Supplied material Start Marker

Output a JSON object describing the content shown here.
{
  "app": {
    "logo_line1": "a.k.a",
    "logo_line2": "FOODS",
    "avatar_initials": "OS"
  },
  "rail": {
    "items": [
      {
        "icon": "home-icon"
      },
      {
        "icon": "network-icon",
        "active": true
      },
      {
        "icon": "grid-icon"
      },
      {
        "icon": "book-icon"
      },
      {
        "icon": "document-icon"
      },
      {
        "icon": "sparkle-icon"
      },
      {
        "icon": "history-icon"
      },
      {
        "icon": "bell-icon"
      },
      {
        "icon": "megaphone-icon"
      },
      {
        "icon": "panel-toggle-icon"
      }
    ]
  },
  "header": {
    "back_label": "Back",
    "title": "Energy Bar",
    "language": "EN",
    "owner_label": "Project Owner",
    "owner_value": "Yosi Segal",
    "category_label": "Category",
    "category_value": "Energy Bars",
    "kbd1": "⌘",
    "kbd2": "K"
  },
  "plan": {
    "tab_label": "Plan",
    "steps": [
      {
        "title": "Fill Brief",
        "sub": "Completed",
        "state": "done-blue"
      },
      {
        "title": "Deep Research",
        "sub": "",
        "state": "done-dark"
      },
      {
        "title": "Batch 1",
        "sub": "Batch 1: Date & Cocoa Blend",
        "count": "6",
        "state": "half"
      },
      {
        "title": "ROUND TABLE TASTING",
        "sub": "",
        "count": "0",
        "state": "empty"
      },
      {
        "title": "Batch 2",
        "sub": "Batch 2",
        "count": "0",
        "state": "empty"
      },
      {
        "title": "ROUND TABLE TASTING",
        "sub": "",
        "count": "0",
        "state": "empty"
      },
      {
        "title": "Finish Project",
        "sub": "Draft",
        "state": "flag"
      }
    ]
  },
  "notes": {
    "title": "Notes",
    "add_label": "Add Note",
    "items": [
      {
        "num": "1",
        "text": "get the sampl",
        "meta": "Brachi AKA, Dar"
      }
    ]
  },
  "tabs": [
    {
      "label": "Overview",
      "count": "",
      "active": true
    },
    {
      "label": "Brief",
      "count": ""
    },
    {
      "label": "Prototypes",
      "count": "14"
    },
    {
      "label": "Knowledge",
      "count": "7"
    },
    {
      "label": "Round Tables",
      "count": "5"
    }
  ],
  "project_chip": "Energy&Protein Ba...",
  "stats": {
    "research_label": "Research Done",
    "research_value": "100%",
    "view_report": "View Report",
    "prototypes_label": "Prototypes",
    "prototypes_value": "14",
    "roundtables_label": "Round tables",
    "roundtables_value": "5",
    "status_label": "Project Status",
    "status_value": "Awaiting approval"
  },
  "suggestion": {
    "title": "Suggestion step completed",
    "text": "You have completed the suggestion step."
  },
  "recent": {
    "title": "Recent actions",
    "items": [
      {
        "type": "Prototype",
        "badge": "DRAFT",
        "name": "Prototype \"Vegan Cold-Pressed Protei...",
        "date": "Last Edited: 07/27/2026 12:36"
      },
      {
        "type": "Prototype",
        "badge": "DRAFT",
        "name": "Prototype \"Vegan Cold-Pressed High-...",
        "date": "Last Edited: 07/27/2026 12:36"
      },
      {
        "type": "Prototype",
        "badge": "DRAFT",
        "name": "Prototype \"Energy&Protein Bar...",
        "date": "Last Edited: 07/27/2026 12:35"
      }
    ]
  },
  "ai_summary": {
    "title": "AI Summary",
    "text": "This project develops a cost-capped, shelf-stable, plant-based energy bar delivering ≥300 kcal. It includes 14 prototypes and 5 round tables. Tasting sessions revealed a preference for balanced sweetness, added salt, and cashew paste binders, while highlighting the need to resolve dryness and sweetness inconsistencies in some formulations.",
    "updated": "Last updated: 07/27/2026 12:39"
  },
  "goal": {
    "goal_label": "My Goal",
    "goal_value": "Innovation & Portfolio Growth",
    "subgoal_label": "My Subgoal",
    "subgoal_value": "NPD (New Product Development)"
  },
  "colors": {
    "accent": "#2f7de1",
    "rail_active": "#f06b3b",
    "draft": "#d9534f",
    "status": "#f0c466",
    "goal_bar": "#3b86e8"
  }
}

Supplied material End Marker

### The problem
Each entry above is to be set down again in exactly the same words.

### Solution for this task
Output a JSON object describing the content shown here.
{
  "app": {
    "logo_line1": "a.k.a",
    "logo_line2": "FOODS",
    "avatar_initials": "OS"
  },
  "rail": {
    "items": [
      {
        "icon": "home-icon"
      },
      {
        "icon": "network-icon",
        "active": true
      },
      {
        "icon": "grid-icon"
      },
      {
        "icon": "book-icon"
      },
      {
        "icon": "document-icon"
      },
      {
        "icon": "sparkle-icon"
      },
      {
        "icon": "history-icon"
      },
      {
        "icon": "bell-icon"
      },
      {
        "icon": "megaphone-icon"
      },
      {
        "icon": "panel-toggle-icon"
      }
    ]
  },
  "header": {
    "back_label": "Back",
    "title": "Energy Bar",
    "language": "EN",
    "owner_label": "Project Owner",
    "owner_value": "Yosi Segal",
    "category_label": "Category",
    "category_value": "Energy Bars",
    "kbd1": "⌘",
    "kbd2": "K"
  },
  "plan": {
    "tab_label": "Plan",
    "steps": [
      {
        "title": "Fill Brief",
        "sub": "Completed",
        "state": "done-blue"
      },
      {
        "title": "Deep Research",
        "sub": "",
        "state": "done-dark"
      },
      {
        "title": "Batch 1",
        "sub": "Batch 1: Date & Cocoa Blend",
        "count": "6",
        "state": "half"
      },
      {
        "title": "ROUND TABLE TASTING",
        "sub": "",
        "count": "0",
        "state": "empty"
      },
      {
        "title": "Batch 2",
        "sub": "Batch 2",
        "count": "0",
        "state": "empty"
      },
      {
        "title": "ROUND TABLE TASTING",
        "sub": "",
        "count": "0",
        "state": "empty"
      },
      {
        "title": "Finish Project",
        "sub": "Draft",
        "state": "flag"
      }
    ]
  },
  "notes": {
    "title": "Notes",
    "add_label": "Add Note",
    "items": [
      {
        "num": "1",
        "text": "get the sampl",
        "meta": "Brachi AKA, Dar"
      }
    ]
  },
  "tabs": [
    {
      "label": "Overview",
      "count": "",
      "active": true
    },
    {
      "label": "Brief",
      "count": ""
    },
    {
      "label": "Prototypes",
      "count": "14"
    },
    {
      "label": "Knowledge",
      "count": "7"
    },
    {
      "label": "Round Tables",
      "count": "5"
    }
  ],
  "project_chip": "Energy&Protein Ba...",
  "stats": {
    "research_label": "Research Done",
    "research_value": "100%",
    "view_report": "View Report",
    "prototypes_label": "Prototypes",
    "prototypes_value": "14",
    "roundtables_label": "Round tables",
    "roundtables_value": "5",
    "status_label": "Project Status",
    "status_value": "Awaiting approval"
  },
  "suggestion": {
    "title": "Suggestion step completed",
    "text": "You have completed the suggestion step."
  },
  "recent": {
    "title": "Recent actions",
    "items": [
      {
        "type": "Prototype",
        "badge": "DRAFT",
        "name": "Prototype \"Vegan Cold-Pressed Protei...",
        "date": "Last Edited: 07/27/2026 12:36"
      },
      {
        "type": "Prototype",
        "badge": "DRAFT",
        "name": "Prototype \"Vegan Cold-Pressed High-...",
        "date": "Last Edited: 07/27/2026 12:36"
      },
      {
        "type": "Prototype",
        "badge": "DRAFT",
        "name": "Prototype \"Energy&Protein Bar...",
        "date": "Last Edited: 07/27/2026 12:35"
      }
    ]
  },
  "ai_summary": {
    "title": "AI Summary",
    "text": "This project develops a cost-capped, shelf-stable, plant-based energy bar delivering ≥300 kcal. It includes 14 prototypes and 5 round tables. Tasting sessions revealed a preference for balanced sweetness, added salt, and cashew paste binders, while highlighting the need to resolve dryness and sweetness inconsistencies in some formulations.",
    "updated": "Last updated: 07/27/2026 12:39"
  },
  "goal": {
    "goal_label": "My Goal",
    "goal_value": "Innovation & Portfolio Growth",
    "subgoal_label": "My Subgoal",
    "subgoal_value": "NPD (New Product Development)"
  },
  "colors": {
    "accent": "#2f7de1",
    "rail_active": "#f06b3b",
    "draft": "#d9534f",
    "status": "#f0c466",
    "goal_bar": "#3b86e8"
  }
}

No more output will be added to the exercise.